After reviewing my work within this project I have concluded that retracting from my new idea surrounding ‘The Surge of Electricity’ and reverting to my original work based upon memories and journeys will overall produce a stronger body of work as I find my best work is produced when I can develop it with a personal message. My most recent work epitomises the ‘memory’ and ‘journey’ themes as it evokes ideas of a lost soul – many of those who have seen my latest video have voiced ideas of ambiguity, life, death, family, innocence and most importantly, memory. All of these themes reflect the artist’s work I have studied, Dorothea Lange embodies the family ideal, Walker Evans sparked a sense of innocence and Sally Mann combines the two – all of the artists document the journey of life.

It is the journey of life that inspired my concluding video – the ending of the video symbolises the ongoing journey through life and I opted to include clips of video that is meaningful to myself – important events in my life and the people who have influenced it, such as my birthdays, family events and the birth of my brother. By combining these clips with film of journeys I have participated on in later life the video combines a surreal alliance of the past and the present and the repeated clips of fast – forwarding (showing the fast cutting pace of life and a sense of the ‘forgotten’) and an ambiguous ending there is a sense of the future too. I also selected a combination of colour hues and saturation – many of the past clips are brightly coloured reflecting childhood innocence and the saturated video adds another element of obscurity. It is the focus that I manipulated to intensify the overall ambiguity of the video, by juxtaposing constant changes between sharp focus and soft / out of focus shots the viewer can never fully establish what is ‘real’ and what is fantasy or the past.

Walker Evans’ work inspires the same sense of vulnerability that I was attracted to in the work of Sally Mann, especially surrounding the photographs of children – the innate pureness yet ambiguous nature of the images allows the reader to interpret the history for themselves.

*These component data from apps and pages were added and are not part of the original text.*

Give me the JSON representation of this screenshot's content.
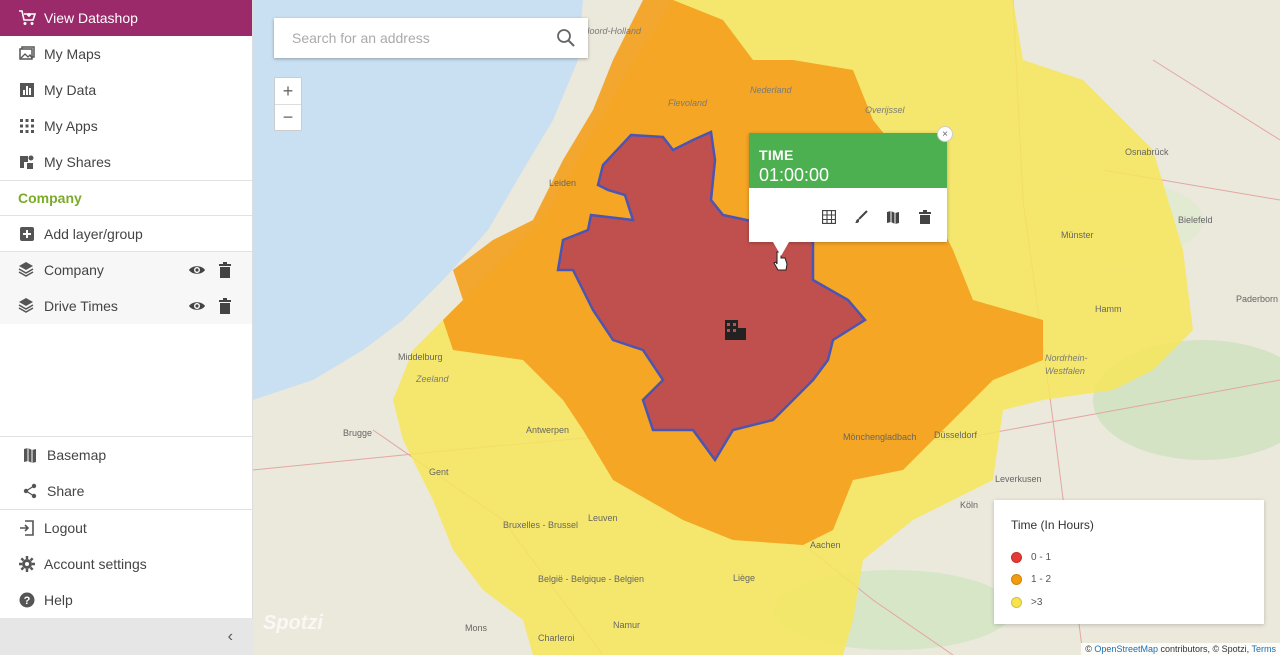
{
  "sidebar": {
    "datashop_label": "View Datashop",
    "nav": [
      {
        "label": "My Maps",
        "icon": "image-icon"
      },
      {
        "label": "My Data",
        "icon": "bar-chart-icon"
      },
      {
        "label": "My Apps",
        "icon": "grid-icon"
      },
      {
        "label": "My Shares",
        "icon": "share-folder-icon"
      }
    ],
    "section_title": "Company",
    "add_layer_label": "Add layer/group",
    "layers": [
      {
        "label": "Company"
      },
      {
        "label": "Drive Times"
      }
    ],
    "bottom": [
      {
        "label": "Basemap",
        "icon": "map-icon"
      },
      {
        "label": "Share",
        "icon": "share-icon"
      }
    ],
    "account": [
      {
        "label": "Logout",
        "icon": "logout-icon"
      },
      {
        "label": "Account settings",
        "icon": "gear-icon"
      },
      {
        "label": "Help",
        "icon": "help-icon"
      }
    ],
    "collapse_glyph": "‹"
  },
  "map": {
    "search_placeholder": "Search for an address",
    "zoom_in": "+",
    "zoom_out": "−",
    "popup": {
      "title": "TIME",
      "value": "01:00:00",
      "close": "×"
    },
    "legend": {
      "title": "Time (In Hours)",
      "items": [
        {
          "label": "0 - 1",
          "color": "#e53935"
        },
        {
          "label": "1 - 2",
          "color": "#f29b0f"
        },
        {
          "label": ">3",
          "color": "#f7e34a"
        }
      ]
    },
    "attribution": {
      "prefix": "©",
      "osm": "OpenStreetMap",
      "middle": "contributors, © Spotzi,",
      "terms": "Terms"
    },
    "watermark": "Spotzi",
    "labels": [
      "Noord-Holland",
      "Flevoland",
      "Nederland",
      "Overijssel",
      "Osnabrück",
      "Bielefeld",
      "Münster",
      "Paderborn",
      "Hamm",
      "Leiden",
      "Middelburg",
      "Zeeland",
      "Brugge",
      "Gent",
      "Antwerpen",
      "Düsseldorf",
      "Nordrhein-Westfalen",
      "Mönchengladbach",
      "Aachen",
      "Köln",
      "Leverkusen",
      "Bruxelles - Brussel",
      "Leuven",
      "België - Belgique - Belgien",
      "Liège",
      "Namur",
      "Mons",
      "Charleroi"
    ]
  },
  "colors": {
    "accent": "#9b2a6b",
    "company": "#7cab2a",
    "popup_green": "#4caf50",
    "zone_1": "#c0504d",
    "zone_2": "#f4a11e",
    "zone_3": "#f7e65a",
    "sea": "#c9dff2"
  }
}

I have taken this idea within my own work, but added another element of ambiguity with the out of focus techniques, especially within my latest work as I have used the camera to focus in and out –

It was the emotion and sensitivity of Sally Mann’s images from her most famous and controversial series of work ‘Immediate Family’ that originally attracted me to her work and I found a growing similarity in my own work as I studied her images further. Although my work is based in the moving image medium, the deep personal emotions are what I strived to evoke within my work as she based her photographs around her own family, giving the audience an unique insight into her family life and history. The images have been said to evoke feelings of insecurity, loneliness, injury and sexuality – emotions that are rarely explored through images of children.

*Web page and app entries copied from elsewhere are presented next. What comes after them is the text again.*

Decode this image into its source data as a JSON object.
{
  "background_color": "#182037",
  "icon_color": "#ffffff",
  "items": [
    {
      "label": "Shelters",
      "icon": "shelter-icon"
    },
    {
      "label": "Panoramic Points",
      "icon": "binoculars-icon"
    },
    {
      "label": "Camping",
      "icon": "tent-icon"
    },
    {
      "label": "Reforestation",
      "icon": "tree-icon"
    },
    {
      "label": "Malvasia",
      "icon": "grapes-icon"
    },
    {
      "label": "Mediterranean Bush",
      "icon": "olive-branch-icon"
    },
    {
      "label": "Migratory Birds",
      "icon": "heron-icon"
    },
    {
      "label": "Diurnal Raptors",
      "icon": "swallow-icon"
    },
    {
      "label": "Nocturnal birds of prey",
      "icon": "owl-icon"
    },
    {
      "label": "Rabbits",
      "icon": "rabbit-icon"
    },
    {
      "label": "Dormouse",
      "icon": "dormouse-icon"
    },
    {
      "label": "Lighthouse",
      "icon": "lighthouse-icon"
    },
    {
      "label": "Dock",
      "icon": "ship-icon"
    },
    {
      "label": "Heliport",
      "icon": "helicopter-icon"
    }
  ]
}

When being challenged about the controversy surrounding her work, Mann responded her photographs were “natural through the eyes of a mother, since she has seen her children in every state: happy, sad, playful, sick, bloodied, angry and even naked.” Her book was described said to “create a place that looked like Eden, then cast upon it the subdued and shifting light of nostalgia, sexuality and death.” This response shows the true effect of powerful imagery and I have attempted to recreate this passion within my own work.

Mann combines a variety of photographic techniques to develop images with an almost 3 dimensional texture and ‘lived in’ quality, as though each print carries the details of the subject’s life. The use of film allows her to personally create each image, a quality that is somewhat lost through digital methods. Also the black and white and sepia tone of the images adds another sense of archaic authenticity, as though her photographs are lost in time – they are relatively ‘new’ photographs but look much older.

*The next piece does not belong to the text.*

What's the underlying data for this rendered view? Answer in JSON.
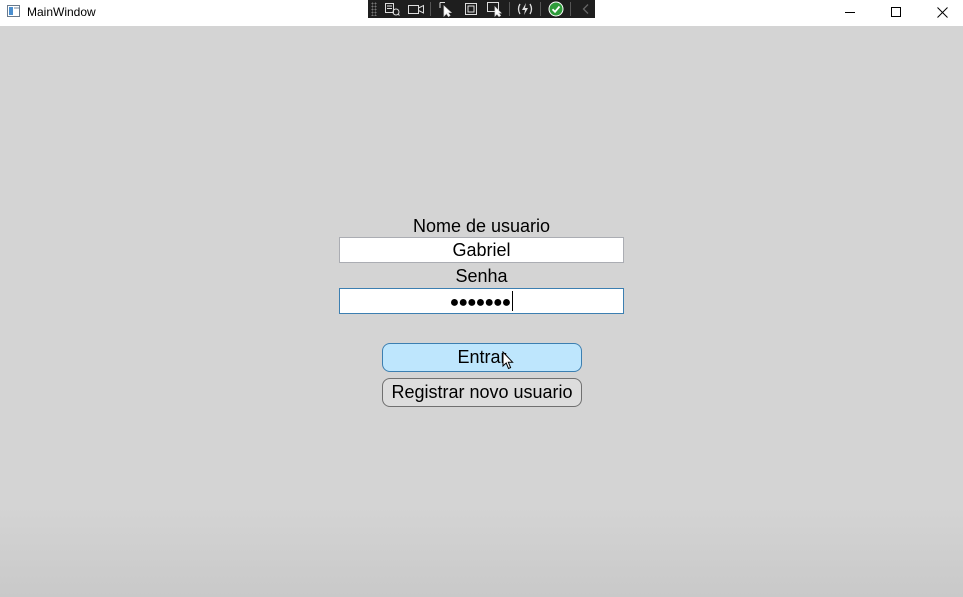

The different focal lengths of each image also personalises the photographs, within the three images I selected it seems as though the younger children have a closer focal point, they are positioned nearer to the camera, perhaps suggesting a closer and more intimate relationship with the photographer. As the children progress in age they seem to be position further from Mann, reflecting the fact they are growing up and moving away. On the other hand, the extreme close up of the last image breaks the previous relationship boundaries, it doesn’t seem as though the subject is emotionally close to the photographer judging by the somewhat fearful facial expression, yet Mann is positioned very close, an invasion of personal space which gives the photograph an intense and violating outcome. This intensity is applied to all three images, the somewhat abused nature of the children’s positioning and questionable health violates the innocence related to such young people, especially in the second image in which the child looks as though it has sustained a black eye. Even though the viewer has no idea of how this injury occurred, the manipulation Mann has used upon the image almost forces the viewer to advocate a sense of blame onto the photographer, a relationship the photography usually doesn’t want to create, yet this is incredibly powerful in the deep and passionate feel of the image.

After my recent work involving the manipulation of light I found interest in the somewhat abstract idea of electricity – what you can see and what you don’t. As well as developing my work by the study electricity I still want the heart of my images to relate to my memory work as I felt it gives the pieces I produce a deeper strength and would hope to create a piece that combines the electricity and the idea of memory.